– We would think, considering all the environmental friendly ideas the creators of this lodge had, to be sure of a night of solid resting. This, however, did not happen. The bed we were sleeping in (we were in the 35 cedi hut with shared bathroom) was terrible. We had a big beam right in our backs and even though me and my gf differ considerably in height we both had tremendous trouble getting comfortable (we didn’t btw). The second problem was a generator (of all things!) was on most of the night right behind our hut making the noise levels unbearable. Why would they have a generator? Especially since it is advertised they are using solar power. Even worse, the generator did not seem to be for the guests to make their stay more comfortable but for the employees (not that I would not grant the employees such benefits, but it’s at least strange the generator would seem only for them). A last problem we had, although this is in all fairness our own fault, is the huts do not have any fan or AC so it gets really hot in the hut. Too hot for us to be able to sleep together with the other two problems.
– A second negative experience for us was the turtle hike. We did this because we thought it good to support the turtles in this way but our experience with the guide seemed lacking. The guide told us a quick two sentences of turtles nesting at this part of the beach and we started walking. Due to bad luck we only saw turtle tracks and nothing else (but we usually have this bad luck when viewing animals so no surprise there) but it seemed strange to us, to walk a mile to get to a secluded spot on the beach where a change on turtle sighting would be higher, only to turn around and walk back not even 200 yards into the area. Furthermore the “guide” seemed to not know at all what he was doing, because when we asked if we there was a chance we could see eggs, he said, sure, and started digging in random spots with two hands (I seem to remember turtle eggs being very delicate and so this way of digging seemed absolutely crazy). Also only after us making a comment on it being to bad we did not see any turtle did our “guide” start using his torch a bit more often. All in all a very lacking experience.

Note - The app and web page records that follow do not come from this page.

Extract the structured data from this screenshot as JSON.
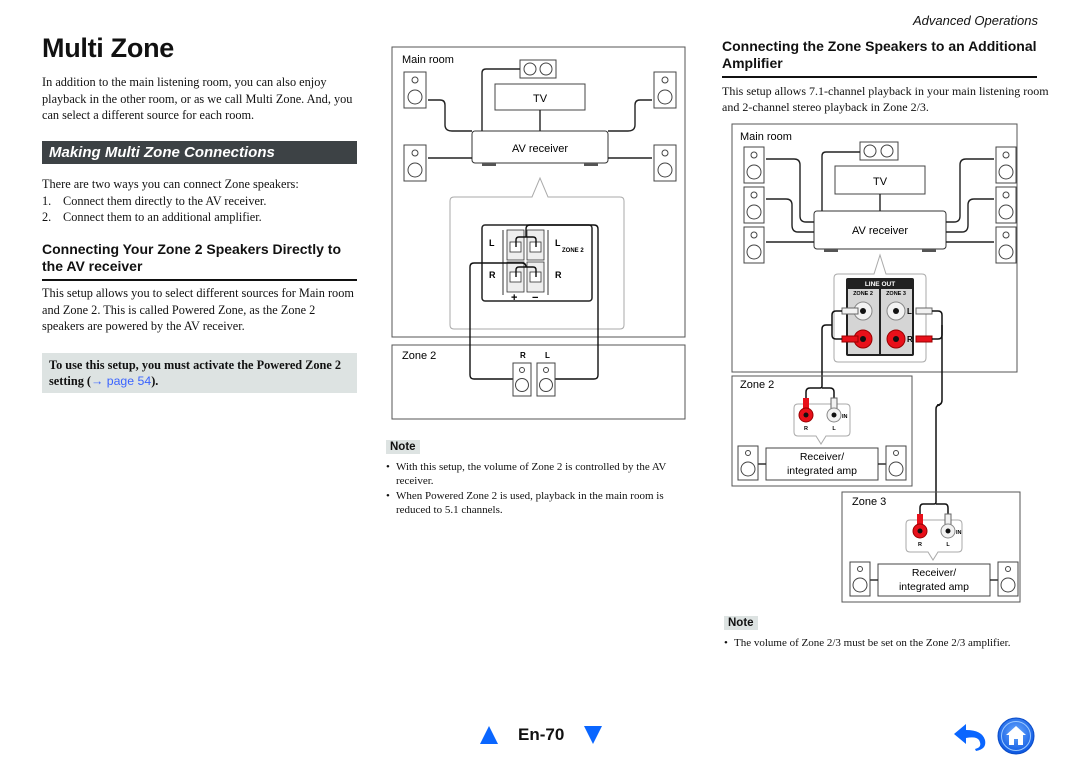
{
  "header": {
    "section": "Advanced Operations"
  },
  "page": {
    "title": "Multi Zone",
    "number": "En-70"
  },
  "left_column": {
    "intro": "In addition to the main listening room, you can also enjoy playback in the other room, or as we call Multi Zone. And, you can select a different source for each room.",
    "section_title": "Making Multi Zone Connections",
    "ways_intro": "There are two ways you can connect Zone speakers:",
    "ways": [
      {
        "num": "1.",
        "text": "Connect them directly to the AV receiver."
      },
      {
        "num": "2.",
        "text": "Connect them to an additional amplifier."
      }
    ],
    "direct_heading": "Connecting Your Zone 2 Speakers Directly to the AV receiver",
    "direct_desc": "This setup allows you to select different sources for Main room and Zone 2. This is called Powered Zone, as the Zone 2 speakers are powered by the AV receiver.",
    "powered_note": {
      "text_before": "To use this setup, you must activate the Powered Zone 2 setting (",
      "link": "→ page 54",
      "text_after": ")."
    }
  },
  "diagram1": {
    "main_room": "Main room",
    "tv": "TV",
    "av_receiver": "AV receiver",
    "terminal_L": "L",
    "terminal_R": "R",
    "zone2_tag": "ZONE 2",
    "plus": "+",
    "minus": "−",
    "zone2_label": "Zone 2",
    "speaker_R": "R",
    "speaker_L": "L"
  },
  "note1": {
    "label": "Note",
    "items": [
      "With this setup, the volume of Zone 2 is controlled by the AV receiver.",
      "When Powered Zone 2 is used, playback in the main room is reduced to 5.1 channels."
    ]
  },
  "right_column": {
    "amp_heading": "Connecting the Zone Speakers to an Additional Amplifier",
    "amp_desc": "This setup allows 7.1-channel playback in your main listening room and 2-channel stereo playback in Zone 2/3."
  },
  "diagram2": {
    "main_room": "Main room",
    "tv": "TV",
    "av_receiver": "AV receiver",
    "line_out": "LINE OUT",
    "zone2_col": "ZONE 2",
    "zone3_col": "ZONE 3",
    "L": "L",
    "R": "R",
    "zone2_label": "Zone 2",
    "zone3_label": "Zone 3",
    "in_label": "IN",
    "amp_line1": "Receiver/",
    "amp_line2": "integrated amp",
    "colors": {
      "red": "#e8101a",
      "white": "#f2f2f2"
    }
  },
  "note2": {
    "label": "Note",
    "items": [
      "The volume of Zone 2/3 must be set on the Zone 2/3 amplifier."
    ]
  },
  "nav": {
    "prev_icon": "triangle-up",
    "next_icon": "triangle-down",
    "back_icon": "back-arrow",
    "home_icon": "home",
    "accent": "#0a66ff"
  }
}
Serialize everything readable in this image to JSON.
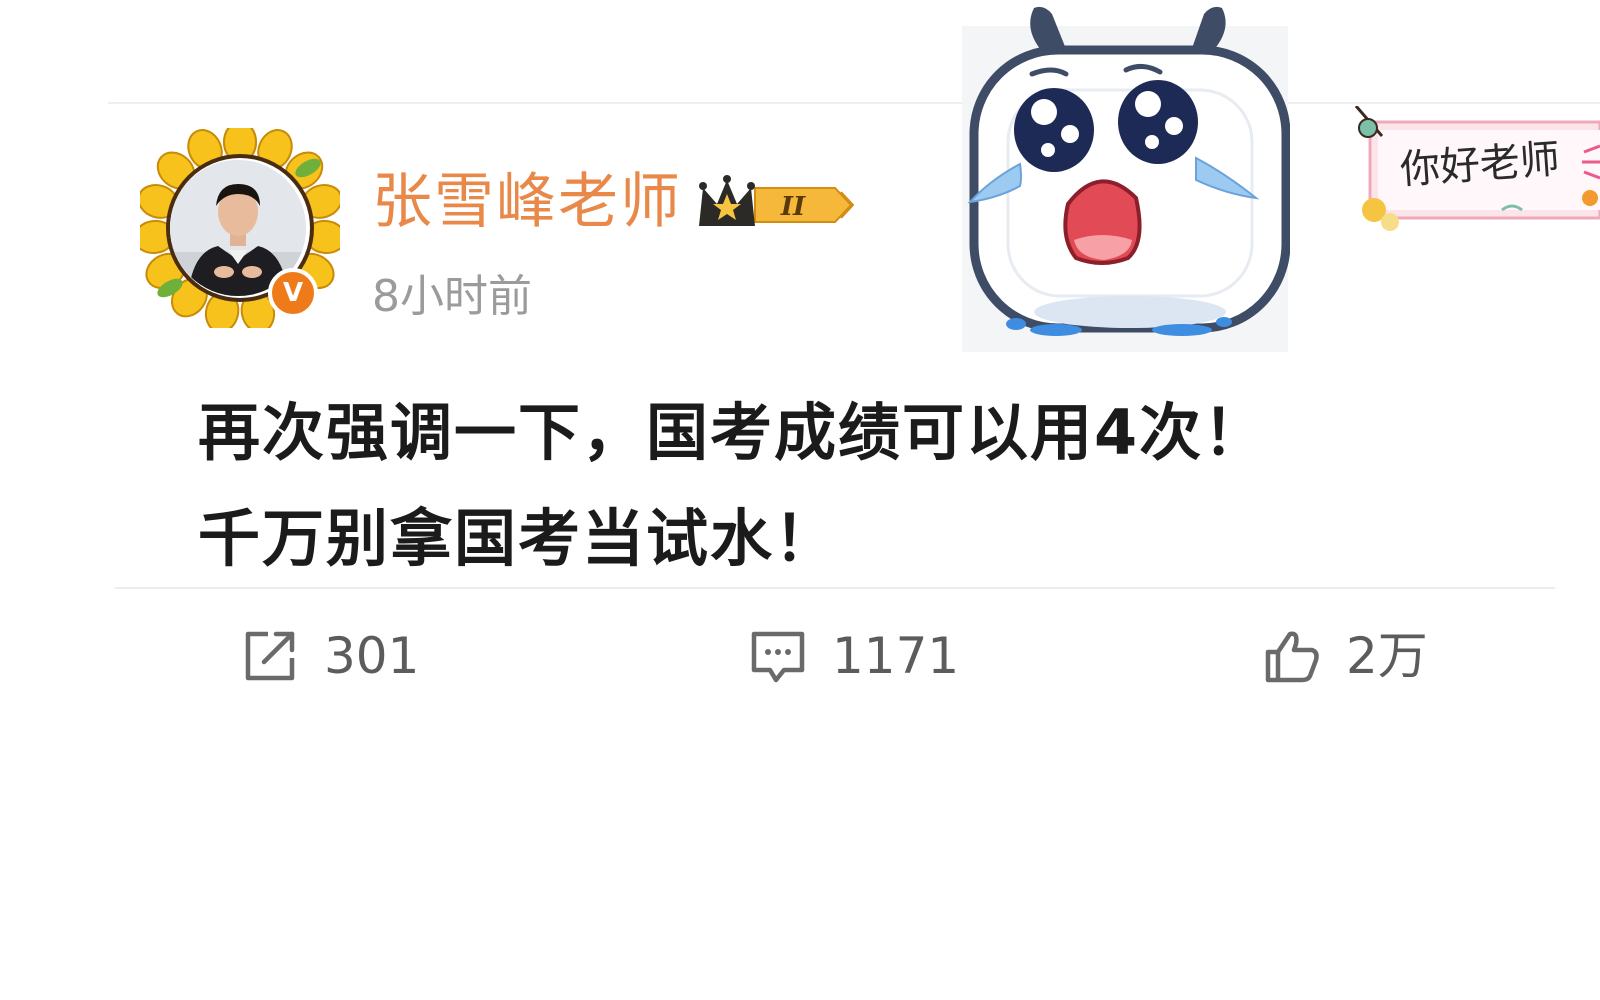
{
  "post": {
    "author": {
      "name": "张雪峰老师",
      "avatar_icon": "avatar-photo",
      "verified_icon": "v-verified-badge",
      "verified_mark": "V",
      "vip_badge_icon": "crown-vip-icon",
      "vip_level": "II"
    },
    "timestamp": "8小时前",
    "card_decoration_text": "你好老师",
    "sticker_icon": "crying-tv-sticker",
    "body_lines": [
      "再次强调一下，国考成绩可以用4次！",
      "千万别拿国考当试水！"
    ],
    "actions": {
      "repost": {
        "icon": "repost-icon",
        "count": "301"
      },
      "comment": {
        "icon": "comment-icon",
        "count": "1171"
      },
      "like": {
        "icon": "thumbs-up-icon",
        "count": "2万"
      }
    }
  },
  "colors": {
    "username": "#e8894a",
    "timestamp": "#9b9b9b",
    "body_text": "#1b1b1b",
    "action_text": "#5c5c5c",
    "verified_badge": "#ef7a19",
    "vip_gold": "#f5b83a"
  }
}
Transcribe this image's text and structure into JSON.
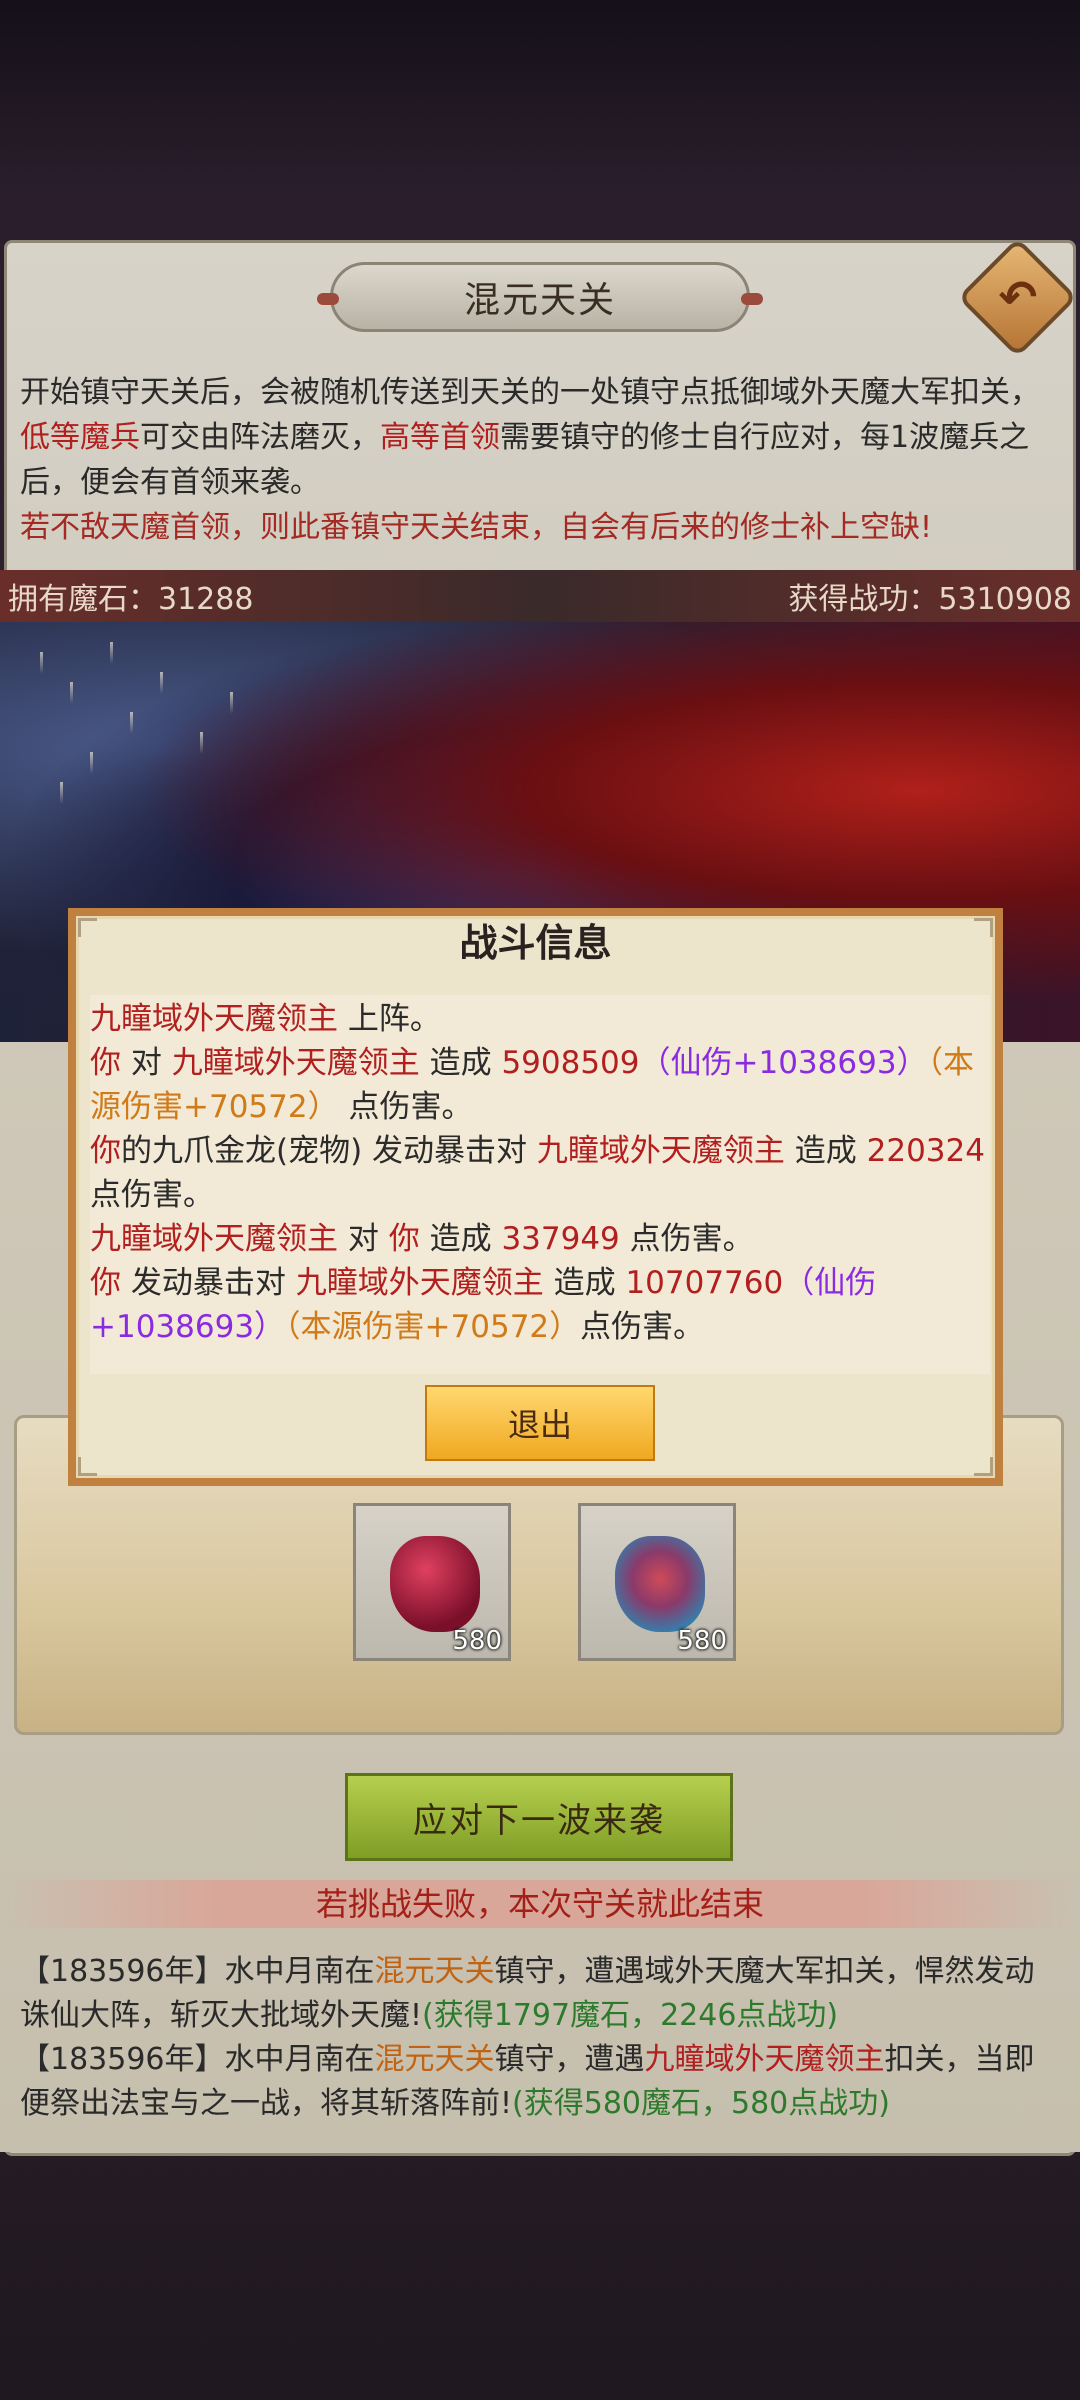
{
  "header": {
    "title": "混元天关",
    "back_icon": "back-arrow-icon"
  },
  "intro": {
    "line1_a": "开始镇守天关后，会被随机传送到天关的一处镇守点抵御域外天魔大军扣关，",
    "line1_b": "低等魔兵",
    "line1_c": "可交由阵法磨灭，",
    "line1_d": "高等首领",
    "line1_e": "需要镇守的修士自行应对，每1波魔兵之后，便会有首领来袭。",
    "line2": "若不敌天魔首领，则此番镇守天关结束，自会有后来的修士补上空缺!"
  },
  "stats": {
    "stones_label": "拥有魔石：31288",
    "merit_label": "获得战功：5310908"
  },
  "rewards": [
    {
      "icon": "red-gem-icon",
      "count": "580"
    },
    {
      "icon": "rune-stone-icon",
      "count": "580"
    }
  ],
  "next_button": "应对下一波来袭",
  "warning": "若挑战失败，本次守关就此结束",
  "log": {
    "e1_a": "【183596年】水中月南在",
    "e1_place": "混元天关",
    "e1_b": "镇守，遭遇域外天魔大军扣关，悍然发动诛仙大阵，斩灭大批域外天魔!",
    "e1_gain": "(获得1797魔石，2246点战功)",
    "e2_a": "【183596年】水中月南在",
    "e2_place": "混元天关",
    "e2_b": "镇守，遭遇",
    "e2_boss": "九瞳域外天魔领主",
    "e2_c": "扣关，当即便祭出法宝与之一战，将其斩落阵前!",
    "e2_gain": "(获得580魔石，580点战功)"
  },
  "modal": {
    "title": "战斗信息",
    "l1_boss": "九瞳域外天魔领主",
    "l1_text": " 上阵。",
    "l2_you": "你",
    "l2_a": " 对 ",
    "l2_boss": "九瞳域外天魔领主",
    "l2_b": " 造成 ",
    "l2_dmg": "5908509",
    "l2_xian": "（仙伤+1038693）",
    "l2_yuan": "（本源伤害+70572）",
    "l2_end": " 点伤害。",
    "l3_you": "你",
    "l3_a": "的九爪金龙(宠物) 发动暴击对 ",
    "l3_boss": "九瞳域外天魔领主",
    "l3_b": " 造成 ",
    "l3_dmg": "220324",
    "l3_end": " 点伤害。",
    "l4_boss": "九瞳域外天魔领主",
    "l4_a": " 对 ",
    "l4_you": "你",
    "l4_b": " 造成 ",
    "l4_dmg": "337949",
    "l4_end": " 点伤害。",
    "l5_you": "你",
    "l5_a": " 发动暴击对 ",
    "l5_boss": "九瞳域外天魔领主",
    "l5_b": " 造成 ",
    "l5_dmg": "10707760",
    "l5_xian": "（仙伤+1038693）",
    "l5_yuan": "（本源伤害+70572）",
    "l5_end": "点伤害。",
    "exit_button": "退出"
  }
}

– In the bradt guide it is mentioned they also did other excursions to a nearby national park, the stilted village etc. but when informing on this they did not seem to do those anymore. The last time he could remember they asked 300!! cedis to go to the national park which is an outrageous amount to begin with but they didn’t seem to eager to even offer us these excursions in the first place.
All in all, we were planning on staying there for 5 nights, we eventually stayed just one and left with dissapointment.
We had to go to akwidaa from the turtle lodge to catch a trotro and I noticed a troublin trend there (although this could be interpreted in other ways than I did). Children, ranging from about 10 to as young as 3 years old, seemed to be calling us “my friend” all the time. Now of course in itself this may seem harmless but after being in ghana and india, you know that “my friend” is not used in a friendly, i-just-want-to-say-hi manner, but in a i-want-something-from-you manner. Needless to say we just said hi back and would be on our way, but if that is the general consensus for all of akwidaa, the children there are raised with quite negative intentions. As I said before though, this can be interpreted in different ways and maybe it is just their way of a friendly greeting.